**What you need to do**
Send back every record exactly.

[Data about app and page elements]
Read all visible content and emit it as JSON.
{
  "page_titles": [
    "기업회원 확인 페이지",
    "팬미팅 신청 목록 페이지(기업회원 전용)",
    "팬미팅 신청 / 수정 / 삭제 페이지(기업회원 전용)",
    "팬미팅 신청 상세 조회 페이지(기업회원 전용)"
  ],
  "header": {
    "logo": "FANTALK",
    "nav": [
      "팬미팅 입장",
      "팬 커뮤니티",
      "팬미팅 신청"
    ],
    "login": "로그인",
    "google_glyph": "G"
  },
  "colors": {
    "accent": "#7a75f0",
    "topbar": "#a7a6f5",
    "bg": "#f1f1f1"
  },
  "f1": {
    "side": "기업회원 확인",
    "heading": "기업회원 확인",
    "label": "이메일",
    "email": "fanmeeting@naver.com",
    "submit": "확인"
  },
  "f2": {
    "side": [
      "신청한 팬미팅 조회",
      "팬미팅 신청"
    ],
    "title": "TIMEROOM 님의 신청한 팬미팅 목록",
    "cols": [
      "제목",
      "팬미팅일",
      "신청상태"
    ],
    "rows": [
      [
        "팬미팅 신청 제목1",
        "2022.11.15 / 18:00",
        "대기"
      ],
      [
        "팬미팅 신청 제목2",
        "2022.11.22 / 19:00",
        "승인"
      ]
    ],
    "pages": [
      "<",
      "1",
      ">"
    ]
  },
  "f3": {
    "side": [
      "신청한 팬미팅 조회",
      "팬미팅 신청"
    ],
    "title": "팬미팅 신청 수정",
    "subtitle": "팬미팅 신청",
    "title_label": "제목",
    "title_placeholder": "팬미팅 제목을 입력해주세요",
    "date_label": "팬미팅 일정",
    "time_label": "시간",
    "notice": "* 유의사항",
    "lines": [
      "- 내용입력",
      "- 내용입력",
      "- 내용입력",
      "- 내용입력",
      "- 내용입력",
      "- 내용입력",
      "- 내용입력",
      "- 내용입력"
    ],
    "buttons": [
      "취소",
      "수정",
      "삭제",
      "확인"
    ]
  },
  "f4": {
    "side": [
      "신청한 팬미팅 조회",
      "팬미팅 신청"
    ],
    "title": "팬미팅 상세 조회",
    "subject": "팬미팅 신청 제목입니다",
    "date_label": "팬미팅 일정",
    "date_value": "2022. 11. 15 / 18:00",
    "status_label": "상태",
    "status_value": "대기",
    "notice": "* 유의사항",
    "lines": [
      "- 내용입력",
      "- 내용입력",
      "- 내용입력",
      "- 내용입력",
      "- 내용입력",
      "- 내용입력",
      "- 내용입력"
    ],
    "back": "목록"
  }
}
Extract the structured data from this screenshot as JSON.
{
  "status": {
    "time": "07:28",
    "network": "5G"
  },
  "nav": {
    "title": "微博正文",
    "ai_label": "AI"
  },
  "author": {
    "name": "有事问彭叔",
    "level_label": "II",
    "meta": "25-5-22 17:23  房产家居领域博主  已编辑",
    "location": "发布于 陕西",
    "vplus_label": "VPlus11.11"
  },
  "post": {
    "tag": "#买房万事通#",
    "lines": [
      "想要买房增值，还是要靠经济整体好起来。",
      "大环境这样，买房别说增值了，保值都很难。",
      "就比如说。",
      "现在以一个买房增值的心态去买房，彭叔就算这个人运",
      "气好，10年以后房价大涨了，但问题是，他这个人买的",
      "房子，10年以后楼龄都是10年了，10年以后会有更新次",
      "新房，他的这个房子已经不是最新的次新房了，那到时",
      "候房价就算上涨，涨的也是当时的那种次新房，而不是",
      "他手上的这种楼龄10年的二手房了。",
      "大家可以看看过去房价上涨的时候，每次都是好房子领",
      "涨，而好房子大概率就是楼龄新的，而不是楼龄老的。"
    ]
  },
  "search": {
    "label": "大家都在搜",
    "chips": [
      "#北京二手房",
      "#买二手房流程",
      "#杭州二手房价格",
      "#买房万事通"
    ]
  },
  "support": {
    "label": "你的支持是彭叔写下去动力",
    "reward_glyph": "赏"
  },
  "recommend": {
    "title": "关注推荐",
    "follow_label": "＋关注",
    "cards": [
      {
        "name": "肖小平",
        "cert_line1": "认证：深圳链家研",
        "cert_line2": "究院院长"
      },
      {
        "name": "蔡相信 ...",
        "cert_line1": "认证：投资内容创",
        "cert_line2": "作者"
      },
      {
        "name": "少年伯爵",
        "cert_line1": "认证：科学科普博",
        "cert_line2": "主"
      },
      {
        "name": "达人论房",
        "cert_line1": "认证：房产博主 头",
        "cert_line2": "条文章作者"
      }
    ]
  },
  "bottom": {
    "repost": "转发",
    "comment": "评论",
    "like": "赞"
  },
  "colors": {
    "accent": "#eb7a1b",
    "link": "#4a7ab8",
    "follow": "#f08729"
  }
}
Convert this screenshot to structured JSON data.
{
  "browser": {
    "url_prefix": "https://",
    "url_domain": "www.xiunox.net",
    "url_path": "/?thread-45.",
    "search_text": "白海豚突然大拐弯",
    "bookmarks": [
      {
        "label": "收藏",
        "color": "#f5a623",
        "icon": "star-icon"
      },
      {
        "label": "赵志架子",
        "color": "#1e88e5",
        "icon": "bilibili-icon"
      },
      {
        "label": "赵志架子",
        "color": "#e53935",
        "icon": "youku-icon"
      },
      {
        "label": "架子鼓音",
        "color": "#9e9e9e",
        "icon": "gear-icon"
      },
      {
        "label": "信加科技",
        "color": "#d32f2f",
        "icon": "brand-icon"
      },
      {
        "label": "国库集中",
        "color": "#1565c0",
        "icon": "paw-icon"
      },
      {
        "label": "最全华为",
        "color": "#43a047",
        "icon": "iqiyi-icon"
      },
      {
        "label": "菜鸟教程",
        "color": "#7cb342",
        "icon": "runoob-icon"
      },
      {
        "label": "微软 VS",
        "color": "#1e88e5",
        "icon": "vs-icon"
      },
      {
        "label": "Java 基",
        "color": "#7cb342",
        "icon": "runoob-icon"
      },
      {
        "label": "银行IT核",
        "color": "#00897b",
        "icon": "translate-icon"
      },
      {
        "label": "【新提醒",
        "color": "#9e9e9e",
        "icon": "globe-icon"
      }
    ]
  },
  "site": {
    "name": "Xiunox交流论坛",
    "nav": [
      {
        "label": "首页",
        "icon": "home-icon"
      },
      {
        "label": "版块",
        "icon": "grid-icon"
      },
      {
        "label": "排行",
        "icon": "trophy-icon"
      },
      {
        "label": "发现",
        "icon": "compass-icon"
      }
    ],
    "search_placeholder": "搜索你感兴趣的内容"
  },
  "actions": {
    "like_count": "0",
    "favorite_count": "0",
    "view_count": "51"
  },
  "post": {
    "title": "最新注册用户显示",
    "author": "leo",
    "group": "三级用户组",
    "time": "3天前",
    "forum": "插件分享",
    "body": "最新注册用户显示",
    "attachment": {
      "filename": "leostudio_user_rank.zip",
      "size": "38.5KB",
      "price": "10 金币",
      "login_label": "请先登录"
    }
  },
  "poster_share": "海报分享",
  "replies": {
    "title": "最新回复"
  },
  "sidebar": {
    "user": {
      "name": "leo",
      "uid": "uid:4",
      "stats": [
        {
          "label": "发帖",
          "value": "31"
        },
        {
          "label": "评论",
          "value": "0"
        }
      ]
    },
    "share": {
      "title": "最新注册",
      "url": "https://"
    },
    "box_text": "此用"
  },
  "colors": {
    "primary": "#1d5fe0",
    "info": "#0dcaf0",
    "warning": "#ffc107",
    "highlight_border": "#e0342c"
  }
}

**Result for this task**
Read all visible content and emit it as JSON.
{
  "page_titles": [
    "기업회원 확인 페이지",
    "팬미팅 신청 목록 페이지(기업회원 전용)",
    "팬미팅 신청 / 수정 / 삭제 페이지(기업회원 전용)",
    "팬미팅 신청 상세 조회 페이지(기업회원 전용)"
  ],
  "header": {
    "logo": "FANTALK",
    "nav": [
      "팬미팅 입장",
      "팬 커뮤니티",
      "팬미팅 신청"
    ],
    "login": "로그인",
    "google_glyph": "G"
  },
  "colors": {
    "accent": "#7a75f0",
    "topbar": "#a7a6f5",
    "bg": "#f1f1f1"
  },
  "f1": {
    "side": "기업회원 확인",
    "heading": "기업회원 확인",
    "label": "이메일",
    "email": "fanmeeting@naver.com",
    "submit": "확인"
  },
  "f2": {
    "side": [
      "신청한 팬미팅 조회",
      "팬미팅 신청"
    ],
    "title": "TIMEROOM 님의 신청한 팬미팅 목록",
    "cols": [
      "제목",
      "팬미팅일",
      "신청상태"
    ],
    "rows": [
      [
        "팬미팅 신청 제목1",
        "2022.11.15 / 18:00",
        "대기"
      ],
      [
        "팬미팅 신청 제목2",
        "2022.11.22 / 19:00",
        "승인"
      ]
    ],
    "pages": [
      "<",
      "1",
      ">"
    ]
  },
  "f3": {
    "side": [
      "신청한 팬미팅 조회",
      "팬미팅 신청"
    ],
    "title": "팬미팅 신청 수정",
    "subtitle": "팬미팅 신청",
    "title_label": "제목",
    "title_placeholder": "팬미팅 제목을 입력해주세요",
    "date_label": "팬미팅 일정",
    "time_label": "시간",
    "notice": "* 유의사항",
    "lines": [
      "- 내용입력",
      "- 내용입력",
      "- 내용입력",
      "- 내용입력",
      "- 내용입력",
      "- 내용입력",
      "- 내용입력",
      "- 내용입력"
    ],
    "buttons": [
      "취소",
      "수정",
      "삭제",
      "확인"
    ]
  },
  "f4": {
    "side": [
      "신청한 팬미팅 조회",
      "팬미팅 신청"
    ],
    "title": "팬미팅 상세 조회",
    "subject": "팬미팅 신청 제목입니다",
    "date_label": "팬미팅 일정",
    "date_value": "2022. 11. 15 / 18:00",
    "status_label": "상태",
    "status_value": "대기",
    "notice": "* 유의사항",
    "lines": [
      "- 내용입력",
      "- 내용입력",
      "- 내용입력",
      "- 내용입력",
      "- 내용입력",
      "- 내용입력",
      "- 내용입력"
    ],
    "back": "목록"
  }
}
Extract the structured data from this screenshot as JSON.
{
  "status": {
    "time": "07:28",
    "network": "5G"
  },
  "nav": {
    "title": "微博正文",
    "ai_label": "AI"
  },
  "author": {
    "name": "有事问彭叔",
    "level_label": "II",
    "meta": "25-5-22 17:23  房产家居领域博主  已编辑",
    "location": "发布于 陕西",
    "vplus_label": "VPlus11.11"
  },
  "post": {
    "tag": "#买房万事通#",
    "lines": [
      "想要买房增值，还是要靠经济整体好起来。",
      "大环境这样，买房别说增值了，保值都很难。",
      "就比如说。",
      "现在以一个买房增值的心态去买房，彭叔就算这个人运",
      "气好，10年以后房价大涨了，但问题是，他这个人买的",
      "房子，10年以后楼龄都是10年了，10年以后会有更新次",
      "新房，他的这个房子已经不是最新的次新房了，那到时",
      "候房价就算上涨，涨的也是当时的那种次新房，而不是",
      "他手上的这种楼龄10年的二手房了。",
      "大家可以看看过去房价上涨的时候，每次都是好房子领",
      "涨，而好房子大概率就是楼龄新的，而不是楼龄老的。"
    ]
  },
  "search": {
    "label": "大家都在搜",
    "chips": [
      "#北京二手房",
      "#买二手房流程",
      "#杭州二手房价格",
      "#买房万事通"
    ]
  },
  "support": {
    "label": "你的支持是彭叔写下去动力",
    "reward_glyph": "赏"
  },
  "recommend": {
    "title": "关注推荐",
    "follow_label": "＋关注",
    "cards": [
      {
        "name": "肖小平",
        "cert_line1": "认证：深圳链家研",
        "cert_line2": "究院院长"
      },
      {
        "name": "蔡相信 ...",
        "cert_line1": "认证：投资内容创",
        "cert_line2": "作者"
      },
      {
        "name": "少年伯爵",
        "cert_line1": "认证：科学科普博",
        "cert_line2": "主"
      },
      {
        "name": "达人论房",
        "cert_line1": "认证：房产博主 头",
        "cert_line2": "条文章作者"
      }
    ]
  },
  "bottom": {
    "repost": "转发",
    "comment": "评论",
    "like": "赞"
  },
  "colors": {
    "accent": "#eb7a1b",
    "link": "#4a7ab8",
    "follow": "#f08729"
  }
}
Convert this screenshot to structured JSON data.
{
  "browser": {
    "url_prefix": "https://",
    "url_domain": "www.xiunox.net",
    "url_path": "/?thread-45.",
    "search_text": "白海豚突然大拐弯",
    "bookmarks": [
      {
        "label": "收藏",
        "color": "#f5a623",
        "icon": "star-icon"
      },
      {
        "label": "赵志架子",
        "color": "#1e88e5",
        "icon": "bilibili-icon"
      },
      {
        "label": "赵志架子",
        "color": "#e53935",
        "icon": "youku-icon"
      },
      {
        "label": "架子鼓音",
        "color": "#9e9e9e",
        "icon": "gear-icon"
      },
      {
        "label": "信加科技",
        "color": "#d32f2f",
        "icon": "brand-icon"
      },
      {
        "label": "国库集中",
        "color": "#1565c0",
        "icon": "paw-icon"
      },
      {
        "label": "最全华为",
        "color": "#43a047",
        "icon": "iqiyi-icon"
      },
      {
        "label": "菜鸟教程",
        "color": "#7cb342",
        "icon": "runoob-icon"
      },
      {
        "label": "微软 VS",
        "color": "#1e88e5",
        "icon": "vs-icon"
      },
      {
        "label": "Java 基",
        "color": "#7cb342",
        "icon": "runoob-icon"
      },
      {
        "label": "银行IT核",
        "color": "#00897b",
        "icon": "translate-icon"
      },
      {
        "label": "【新提醒",
        "color": "#9e9e9e",
        "icon": "globe-icon"
      }
    ]
  },
  "site": {
    "name": "Xiunox交流论坛",
    "nav": [
      {
        "label": "首页",
        "icon": "home-icon"
      },
      {
        "label": "版块",
        "icon": "grid-icon"
      },
      {
        "label": "排行",
        "icon": "trophy-icon"
      },
      {
        "label": "发现",
        "icon": "compass-icon"
      }
    ],
    "search_placeholder": "搜索你感兴趣的内容"
  },
  "actions": {
    "like_count": "0",
    "favorite_count": "0",
    "view_count": "51"
  },
  "post": {
    "title": "最新注册用户显示",
    "author": "leo",
    "group": "三级用户组",
    "time": "3天前",
    "forum": "插件分享",
    "body": "最新注册用户显示",
    "attachment": {
      "filename": "leostudio_user_rank.zip",
      "size": "38.5KB",
      "price": "10 金币",
      "login_label": "请先登录"
    }
  },
  "poster_share": "海报分享",
  "replies": {
    "title": "最新回复"
  },
  "sidebar": {
    "user": {
      "name": "leo",
      "uid": "uid:4",
      "stats": [
        {
          "label": "发帖",
          "value": "31"
        },
        {
          "label": "评论",
          "value": "0"
        }
      ]
    },
    "share": {
      "title": "最新注册",
      "url": "https://"
    },
    "box_text": "此用"
  },
  "colors": {
    "primary": "#1d5fe0",
    "info": "#0dcaf0",
    "warning": "#ffc107",
    "highlight_border": "#e0342c"
  }
}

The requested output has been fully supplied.